Here's a fascinating mini geostory:
Jackson Creek was dammed by the May 18, 1980 debris avalanche. Water began backing up, forming a newborn lake—much like what happened at Coldwater Creek and Castle Creek. Numerous other ephemeral lakes formed in the same way, but many of them perished during the summer of 1980. Unfortunately, debris avalanches don't make the best dams. Water easily "overtopped, downcut, and breached" the unconsolidated rock and soil that had spilled willy-nilly down the North Fork Toutle River valley. The floodwater picked up loose volcanic debris as it rushed through the channel, eroding more impoundments on its way downstream and seriously screwing up the containment structure the Army Corps of Engineers were building to try to control flooding and keep the Cowlitz and the Columbia from silting up.
Something had to be done quickly, or worse would happen.
Jackson Lake was perilously close to the North Fork Toutle River. Chances of the waters overtopping and breaching their natural dam were high, and all that water suddenly spilling down the Toutle would wreak worse havoc on the N1 sediment retention structure than the other, smaller breaches had, not to mention damage it would cause to the communities below. So in September of 1980, the Engineers went to work. They cut outlet channels into the debris avalanche deposits damming Jackson and Spotted Buck creeks, allowing the rising waters to drain at a safe and controlled pace. The operation completely drained the infant Spotted Buck lake, and lowered the level of Jackson Lake to safe and manageable levels.
You can see the trench they dug at Jackson Lake if you look closely at this photograph. That humble little trench did a great job saving property, commercial waterways, and perhaps even lives.
Jackson Lake is no more. In the second winter of the young lake's life, the meandering North Fork Toutle River, swollen by storms, eroded through the debris dam: it was fully breached on February 20th, 1982. Sediment carried by the river flooded the baby lake and sent its waters out through the outlet channel.

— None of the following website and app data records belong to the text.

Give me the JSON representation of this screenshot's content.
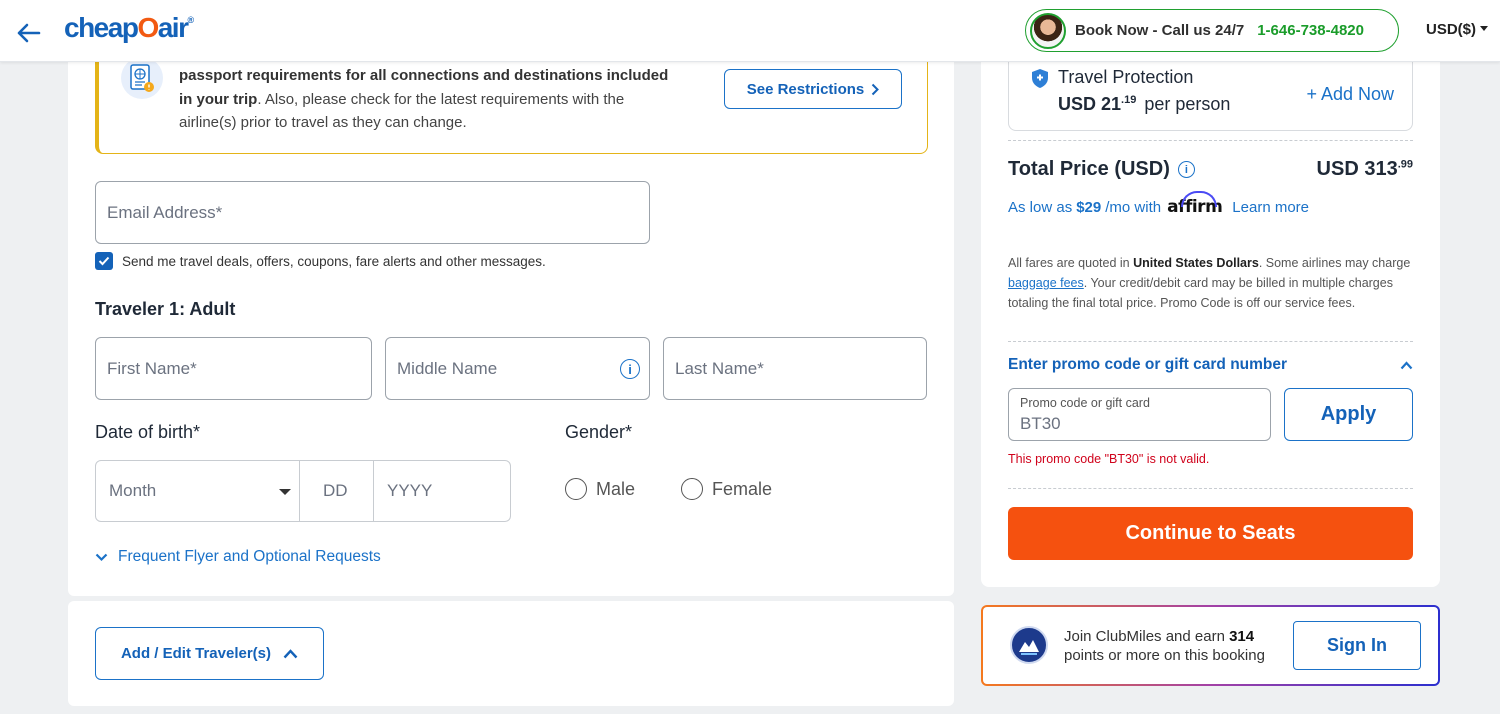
{
  "header": {
    "logo": "cheapOair",
    "logo_reg": "®",
    "call_text": "Book Now - Call us 24/7",
    "phone": "1-646-738-4820",
    "currency": "USD($)"
  },
  "notice": {
    "bold_text": "passport requirements for all connections and destinations included in your trip",
    "rest_text": ". Also, please check for the latest requirements with the airline(s) prior to travel as they can change.",
    "button_label": "See Restrictions"
  },
  "form": {
    "email_placeholder": "Email Address*",
    "deals_checkbox_label": "Send me travel deals, offers, coupons, fare alerts and other messages.",
    "deals_checked": true,
    "traveler_heading": "Traveler 1: Adult",
    "first_name_placeholder": "First Name*",
    "middle_name_placeholder": "Middle Name",
    "last_name_placeholder": "Last Name*",
    "dob_label": "Date of birth*",
    "month_placeholder": "Month",
    "day_placeholder": "DD",
    "year_placeholder": "YYYY",
    "gender_label": "Gender*",
    "gender_male": "Male",
    "gender_female": "Female",
    "frequent_flyer_link": "Frequent Flyer and Optional Requests",
    "add_edit_travelers": "Add / Edit Traveler(s)"
  },
  "summary": {
    "travel_protection_title": "Travel Protection",
    "travel_protection_price_main": "USD 21",
    "travel_protection_price_cents": ".19",
    "travel_protection_per": "per person",
    "add_now": "+ Add Now",
    "total_label": "Total Price (USD)",
    "total_main": "USD 313",
    "total_cents": ".99",
    "affirm_prefix": "As low as",
    "affirm_amount": "$29",
    "affirm_suffix": "/mo with",
    "affirm_brand": "affirm",
    "affirm_learn": "Learn more",
    "fares_1": "All fares are quoted in ",
    "fares_bold": "United States Dollars",
    "fares_2": ". Some airlines may charge ",
    "fares_link": "baggage fees",
    "fares_3": ". Your credit/debit card may be billed in multiple charges totaling the final total price. Promo Code is off our service fees.",
    "promo_heading": "Enter promo code or gift card number",
    "promo_label": "Promo code or gift card",
    "promo_value": "BT30",
    "apply_label": "Apply",
    "promo_error": "This promo code \"BT30\" is not valid.",
    "continue_label": "Continue to Seats"
  },
  "club": {
    "text_prefix": "Join ClubMiles and earn ",
    "points": "314",
    "text_suffix": "points or more on this booking",
    "sign_in": "Sign In"
  },
  "colors": {
    "brand_blue": "#1462b8",
    "accent_orange": "#f5510f",
    "phone_green": "#1a9c2a",
    "error_red": "#d0021b",
    "notice_border": "#e4b418"
  }
}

Nearly 2,000 acre feet of water backed up behind the debris avalanche deposit went boisterously sailing down the river, and Jackson Lake ended its existence just short of its second birthday.
Thanks to the Engineers' hard work, the death of the lake was barely a blip downstream. Part of the N1 sediment retention structure was breached by floodwaters that afternoon, and a considerable amount of sediment was swept down the valley, but damage was minimal to non-existent elsewhere. The lowering of the lake less than 18 months before had done its job.
This tiny, short-lived lake is a perfect example of a volcano's power to create and a river's power to destroy. This same drama gets played out the world over, as volcanoes dam waterways, and water erodes the dams, setting the new lakes free. It can happen in months, or, like Silver Lake, it can take millennia. Over geologic time, nothing is forever. It's rather neat when nature shows us how it's done within the span of human time.
Dinehart, Randal L. (1998): Sediment Transport at Gaging Stations near Mount St. Helens, Washington, 1980-90, Data Collection and Analysis. U.S. Geological Survey Professional Paper 1573
Rosenfeld, C.L., and Beach, G.L. (1983): Evolution of a drainage network Remote sensing analysis of the North Fork Toutle River, Mount St. Helens, Washington. Corvallis, Oregon, Water Resources Research Institute, Oregon State University, Final Technical Completion Report, Grant No. 14-34-0001-1452, WRR1-88, 89 p.
United States. Army. Corps of Engineers. (1984): Spirit Lake permanent outlet near Mount St. Helens, alternative strategies: environmental impact statement.